nicholas chornay—The Tech

A large crowd packed Bartos Theater last night for a talk with Nate Silver, hosted by Seth Mnookin and the MIT Communications Forum. The auditorium quickly reached its 190-person capacity, and many wannabe audience members were left to watch the live feed outside the theater.

The two-hour event covered Silver’s career path and his plans for the future, sprinkled with his somewhat deprecating commentary on political pundits and sites like POLITICO. The event was split in half, with Silver answering questions from Mnookin for the first half and then answering questions from the audience in the second.

Silver, statistician and polling analyst for FiveThirtyEight, began his talk by saying “It’s a real honor to be here. It’s a Ground Zero for nerds.”

Silver talked about his first post-college job as a consultant for KPMG and how he transitioned from the world of consulting to political blogger and statistics guru.

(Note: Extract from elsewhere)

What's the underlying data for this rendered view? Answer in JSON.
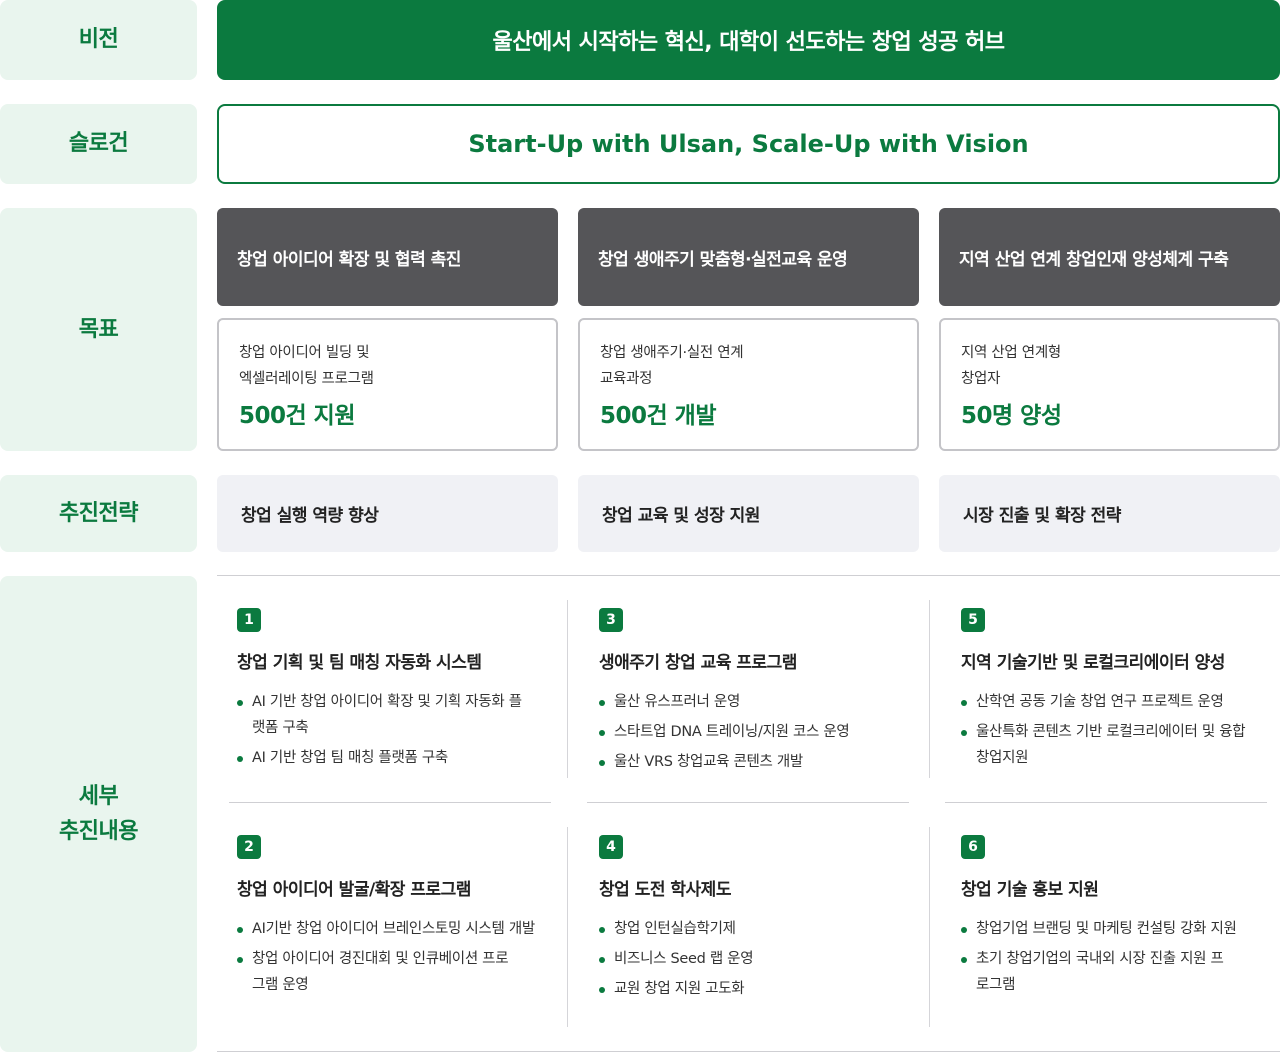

Much of the talk was dedicated to how Silver started FiveThirtyEight, its transition to the Times, and his plans for the future.

In the second half, Silver took questions from the audience — questions ranged from his thoughts on open-sourcing his model to his thoughts on the Times’ graphics. Fans had the chance to take photos with, and get books signed by, Silver following the talk.

For more details on the talk, check out our photo spread on page 8.